● Instructions to follow: What lines below mention the word "onlinestream"? Copy each one.

_ _ _

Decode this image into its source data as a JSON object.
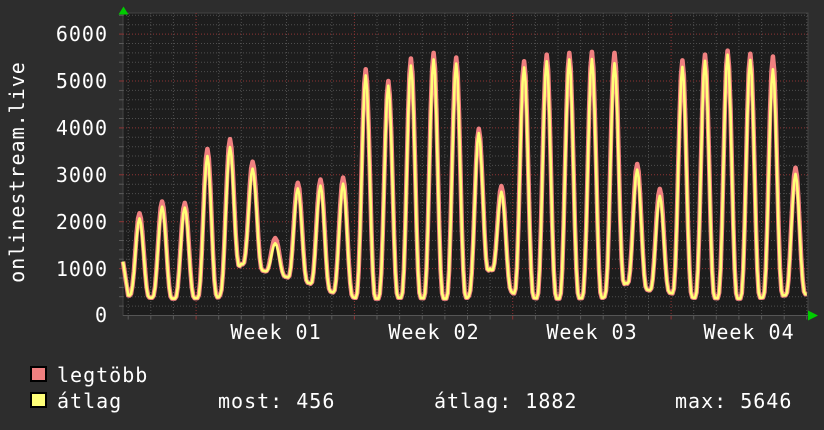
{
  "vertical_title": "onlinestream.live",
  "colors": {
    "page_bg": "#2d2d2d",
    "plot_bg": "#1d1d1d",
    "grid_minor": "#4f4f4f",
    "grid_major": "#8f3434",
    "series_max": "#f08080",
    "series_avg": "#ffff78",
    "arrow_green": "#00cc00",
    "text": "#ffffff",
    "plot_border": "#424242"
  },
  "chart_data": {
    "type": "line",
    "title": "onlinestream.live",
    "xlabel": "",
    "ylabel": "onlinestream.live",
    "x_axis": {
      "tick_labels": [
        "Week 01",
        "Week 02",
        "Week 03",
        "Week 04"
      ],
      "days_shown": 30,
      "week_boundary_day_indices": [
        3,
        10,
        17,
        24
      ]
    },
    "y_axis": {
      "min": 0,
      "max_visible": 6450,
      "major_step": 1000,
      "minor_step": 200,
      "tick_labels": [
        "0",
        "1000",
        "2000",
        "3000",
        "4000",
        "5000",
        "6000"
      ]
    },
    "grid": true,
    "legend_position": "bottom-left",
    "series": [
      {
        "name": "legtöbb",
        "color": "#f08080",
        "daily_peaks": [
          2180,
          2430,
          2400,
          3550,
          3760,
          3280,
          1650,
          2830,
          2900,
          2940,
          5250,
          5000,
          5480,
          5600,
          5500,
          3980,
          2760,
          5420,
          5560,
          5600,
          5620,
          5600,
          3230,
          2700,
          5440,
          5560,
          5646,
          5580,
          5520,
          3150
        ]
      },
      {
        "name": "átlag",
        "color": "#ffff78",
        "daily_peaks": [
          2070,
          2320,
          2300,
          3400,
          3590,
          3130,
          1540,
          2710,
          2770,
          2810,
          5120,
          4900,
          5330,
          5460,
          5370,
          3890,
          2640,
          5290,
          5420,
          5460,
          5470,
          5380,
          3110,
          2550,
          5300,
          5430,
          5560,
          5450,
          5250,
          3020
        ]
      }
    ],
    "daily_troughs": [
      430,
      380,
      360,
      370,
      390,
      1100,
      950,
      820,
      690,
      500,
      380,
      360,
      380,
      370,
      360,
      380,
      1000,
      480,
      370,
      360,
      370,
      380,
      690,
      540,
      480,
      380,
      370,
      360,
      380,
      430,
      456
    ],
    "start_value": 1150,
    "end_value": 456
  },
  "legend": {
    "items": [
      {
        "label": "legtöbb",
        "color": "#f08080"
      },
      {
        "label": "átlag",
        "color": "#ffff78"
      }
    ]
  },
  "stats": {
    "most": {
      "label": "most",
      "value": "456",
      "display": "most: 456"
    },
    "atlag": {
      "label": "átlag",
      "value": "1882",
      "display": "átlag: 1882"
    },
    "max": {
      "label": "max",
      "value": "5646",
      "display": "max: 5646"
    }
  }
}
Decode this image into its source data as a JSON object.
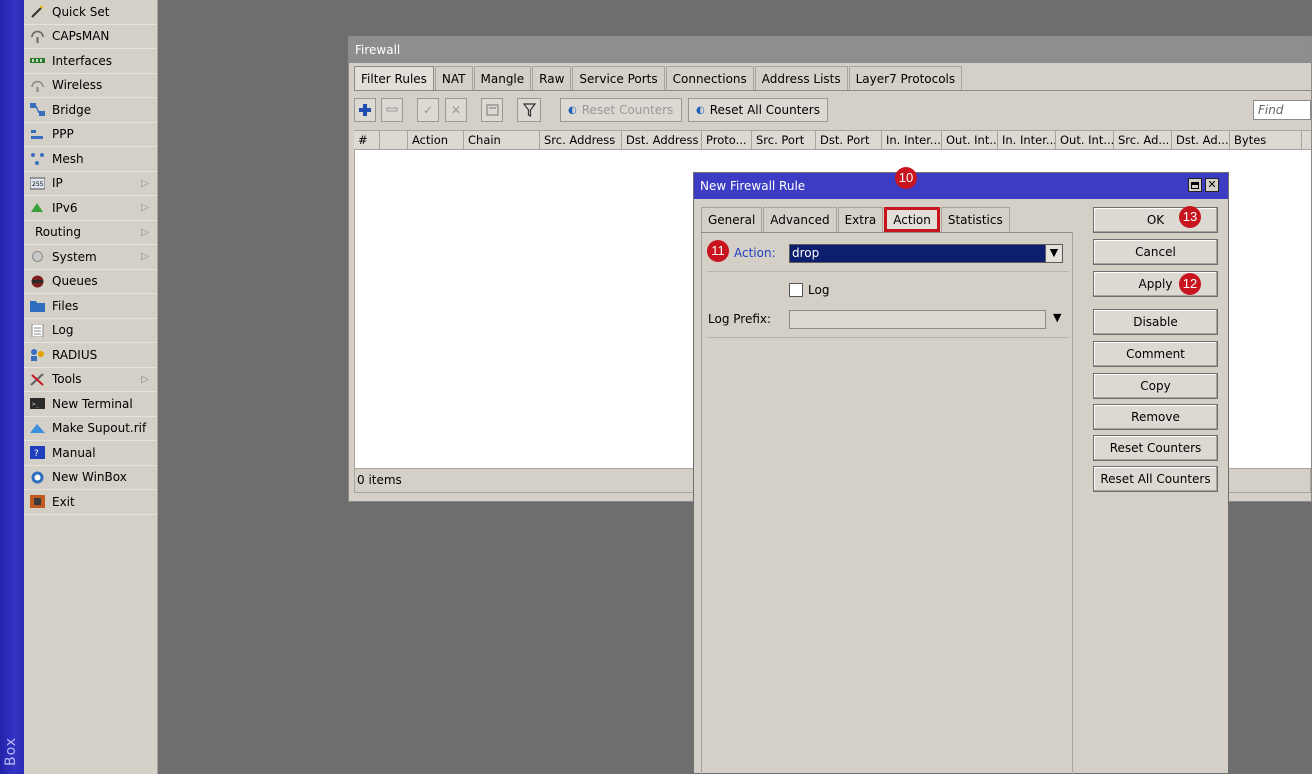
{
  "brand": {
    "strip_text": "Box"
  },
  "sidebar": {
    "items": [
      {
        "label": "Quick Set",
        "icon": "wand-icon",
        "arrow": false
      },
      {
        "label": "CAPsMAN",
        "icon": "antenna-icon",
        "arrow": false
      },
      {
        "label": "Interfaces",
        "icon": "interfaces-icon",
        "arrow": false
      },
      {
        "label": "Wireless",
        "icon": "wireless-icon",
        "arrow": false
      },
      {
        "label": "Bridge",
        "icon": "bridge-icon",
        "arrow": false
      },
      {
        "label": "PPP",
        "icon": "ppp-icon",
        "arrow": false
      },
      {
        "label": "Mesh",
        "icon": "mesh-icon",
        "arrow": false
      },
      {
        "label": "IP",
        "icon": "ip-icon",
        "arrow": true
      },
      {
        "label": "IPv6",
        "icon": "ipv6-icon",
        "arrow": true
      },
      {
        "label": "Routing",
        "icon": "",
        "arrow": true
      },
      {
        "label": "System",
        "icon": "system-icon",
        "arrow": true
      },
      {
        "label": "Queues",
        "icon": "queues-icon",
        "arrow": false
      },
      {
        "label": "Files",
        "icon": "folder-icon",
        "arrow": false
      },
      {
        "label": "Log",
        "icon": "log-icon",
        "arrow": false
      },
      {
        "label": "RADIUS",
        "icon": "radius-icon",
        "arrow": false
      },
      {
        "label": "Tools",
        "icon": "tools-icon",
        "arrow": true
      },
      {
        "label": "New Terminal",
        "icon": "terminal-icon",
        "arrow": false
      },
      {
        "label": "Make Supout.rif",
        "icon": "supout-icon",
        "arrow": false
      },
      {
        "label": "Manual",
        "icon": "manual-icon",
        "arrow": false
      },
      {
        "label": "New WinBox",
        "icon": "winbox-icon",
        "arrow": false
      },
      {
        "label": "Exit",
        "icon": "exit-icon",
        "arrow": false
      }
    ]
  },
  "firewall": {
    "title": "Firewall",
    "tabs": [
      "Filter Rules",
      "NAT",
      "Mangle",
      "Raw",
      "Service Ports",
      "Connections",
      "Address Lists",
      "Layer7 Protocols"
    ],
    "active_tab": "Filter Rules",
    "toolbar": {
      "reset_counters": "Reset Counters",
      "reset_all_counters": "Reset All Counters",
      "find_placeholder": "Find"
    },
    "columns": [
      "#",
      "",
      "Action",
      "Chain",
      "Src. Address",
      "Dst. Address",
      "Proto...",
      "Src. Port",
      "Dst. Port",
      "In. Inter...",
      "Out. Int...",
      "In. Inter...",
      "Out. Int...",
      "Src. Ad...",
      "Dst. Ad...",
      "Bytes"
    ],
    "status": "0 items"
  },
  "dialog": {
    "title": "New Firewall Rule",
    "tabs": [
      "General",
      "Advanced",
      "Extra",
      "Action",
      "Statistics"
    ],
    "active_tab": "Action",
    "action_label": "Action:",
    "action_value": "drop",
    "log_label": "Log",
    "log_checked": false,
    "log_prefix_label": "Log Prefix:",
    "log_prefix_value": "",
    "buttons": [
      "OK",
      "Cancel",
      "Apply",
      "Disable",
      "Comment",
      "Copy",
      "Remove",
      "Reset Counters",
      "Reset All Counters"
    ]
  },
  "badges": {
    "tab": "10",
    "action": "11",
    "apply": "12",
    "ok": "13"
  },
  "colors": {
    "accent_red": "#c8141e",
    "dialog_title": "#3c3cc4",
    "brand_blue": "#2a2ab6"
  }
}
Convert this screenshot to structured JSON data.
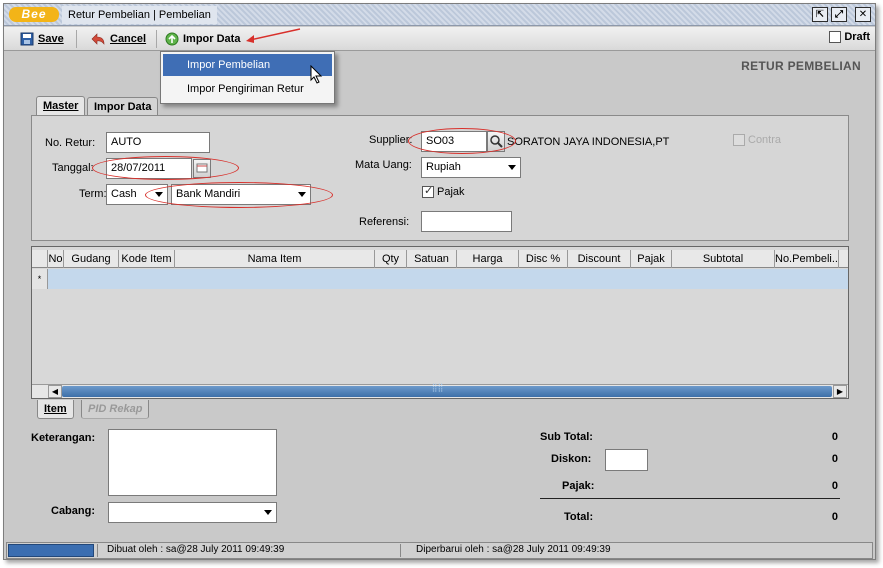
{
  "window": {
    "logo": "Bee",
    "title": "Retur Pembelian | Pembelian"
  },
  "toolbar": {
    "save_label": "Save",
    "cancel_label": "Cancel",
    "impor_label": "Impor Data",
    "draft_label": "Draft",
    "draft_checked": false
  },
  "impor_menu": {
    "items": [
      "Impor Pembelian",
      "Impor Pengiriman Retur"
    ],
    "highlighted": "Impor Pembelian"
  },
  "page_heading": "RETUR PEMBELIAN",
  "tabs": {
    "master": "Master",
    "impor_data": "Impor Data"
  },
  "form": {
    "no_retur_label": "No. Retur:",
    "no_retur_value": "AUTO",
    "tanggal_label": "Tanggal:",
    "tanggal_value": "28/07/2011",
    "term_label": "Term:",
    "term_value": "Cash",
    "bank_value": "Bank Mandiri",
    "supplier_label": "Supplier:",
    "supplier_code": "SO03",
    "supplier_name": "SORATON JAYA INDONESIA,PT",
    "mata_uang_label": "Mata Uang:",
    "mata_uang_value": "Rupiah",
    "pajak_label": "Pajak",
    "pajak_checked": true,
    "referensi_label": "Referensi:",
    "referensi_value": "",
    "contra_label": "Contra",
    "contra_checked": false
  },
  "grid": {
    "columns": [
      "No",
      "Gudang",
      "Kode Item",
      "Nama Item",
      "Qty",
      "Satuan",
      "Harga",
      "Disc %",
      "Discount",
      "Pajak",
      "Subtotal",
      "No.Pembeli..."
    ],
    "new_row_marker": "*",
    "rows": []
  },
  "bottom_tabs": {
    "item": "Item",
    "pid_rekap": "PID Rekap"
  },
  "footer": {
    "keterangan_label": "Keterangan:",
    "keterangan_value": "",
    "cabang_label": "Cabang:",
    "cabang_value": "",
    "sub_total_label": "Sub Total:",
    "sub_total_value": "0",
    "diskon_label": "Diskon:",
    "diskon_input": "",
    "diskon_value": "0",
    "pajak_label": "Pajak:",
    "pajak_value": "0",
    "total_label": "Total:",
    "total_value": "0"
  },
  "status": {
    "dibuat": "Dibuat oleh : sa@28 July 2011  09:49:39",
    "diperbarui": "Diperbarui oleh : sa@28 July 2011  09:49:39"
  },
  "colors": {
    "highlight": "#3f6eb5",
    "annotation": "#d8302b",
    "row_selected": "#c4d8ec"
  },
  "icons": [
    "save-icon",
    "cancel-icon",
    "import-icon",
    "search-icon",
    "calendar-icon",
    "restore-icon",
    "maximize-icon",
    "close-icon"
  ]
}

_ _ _

● Result below:
  "vertical_title": "onlinestream.live",
    "title": "onlinestream.live",
    "ylabel": "onlinestream.live",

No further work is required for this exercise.